++++ DATA
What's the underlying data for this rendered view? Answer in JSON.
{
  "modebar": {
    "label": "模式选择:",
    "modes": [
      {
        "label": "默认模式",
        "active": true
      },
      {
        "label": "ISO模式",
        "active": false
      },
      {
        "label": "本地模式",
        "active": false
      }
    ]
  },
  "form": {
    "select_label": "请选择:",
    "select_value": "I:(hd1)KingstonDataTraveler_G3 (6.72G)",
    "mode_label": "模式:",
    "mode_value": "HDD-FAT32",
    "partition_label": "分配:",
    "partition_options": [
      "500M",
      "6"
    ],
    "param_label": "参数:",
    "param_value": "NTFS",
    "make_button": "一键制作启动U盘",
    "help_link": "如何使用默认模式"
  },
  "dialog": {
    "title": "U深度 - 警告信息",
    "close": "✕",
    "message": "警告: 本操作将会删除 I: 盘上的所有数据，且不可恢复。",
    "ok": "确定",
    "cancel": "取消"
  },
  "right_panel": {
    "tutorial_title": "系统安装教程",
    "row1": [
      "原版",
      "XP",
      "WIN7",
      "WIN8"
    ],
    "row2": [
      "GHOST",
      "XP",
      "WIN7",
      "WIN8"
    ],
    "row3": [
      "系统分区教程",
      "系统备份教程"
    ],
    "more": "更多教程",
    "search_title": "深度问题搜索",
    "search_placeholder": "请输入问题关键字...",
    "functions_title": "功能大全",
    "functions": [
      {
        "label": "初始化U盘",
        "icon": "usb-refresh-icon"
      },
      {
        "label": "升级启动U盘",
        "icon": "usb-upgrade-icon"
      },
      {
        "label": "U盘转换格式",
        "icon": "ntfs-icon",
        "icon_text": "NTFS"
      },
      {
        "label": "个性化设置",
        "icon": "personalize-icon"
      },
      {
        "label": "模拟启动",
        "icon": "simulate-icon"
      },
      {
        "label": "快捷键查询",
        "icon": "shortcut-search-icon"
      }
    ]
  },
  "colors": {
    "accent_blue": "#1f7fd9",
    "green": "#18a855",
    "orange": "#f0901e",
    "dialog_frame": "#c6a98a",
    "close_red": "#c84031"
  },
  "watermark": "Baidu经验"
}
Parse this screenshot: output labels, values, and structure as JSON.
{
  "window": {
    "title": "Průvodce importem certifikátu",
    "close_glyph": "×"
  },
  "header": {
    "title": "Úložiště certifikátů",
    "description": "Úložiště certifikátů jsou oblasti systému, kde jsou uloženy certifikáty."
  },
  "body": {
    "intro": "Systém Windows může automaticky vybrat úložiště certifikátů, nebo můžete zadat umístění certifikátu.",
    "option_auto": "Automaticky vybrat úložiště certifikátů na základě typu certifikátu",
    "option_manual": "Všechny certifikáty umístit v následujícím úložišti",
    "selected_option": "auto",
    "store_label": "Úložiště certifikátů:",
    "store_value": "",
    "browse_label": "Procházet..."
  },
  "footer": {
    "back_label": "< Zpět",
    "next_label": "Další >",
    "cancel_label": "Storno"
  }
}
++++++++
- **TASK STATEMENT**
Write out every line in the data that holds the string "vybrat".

- **EXERCISE SOLUTION**
    "intro": "Systém Windows může automaticky vybrat úložiště certifikátů, nebo můžete zadat umístění certifikátu.",
    "option_auto": "Automaticky vybrat úložiště certifikátů na základě typu certifikátu",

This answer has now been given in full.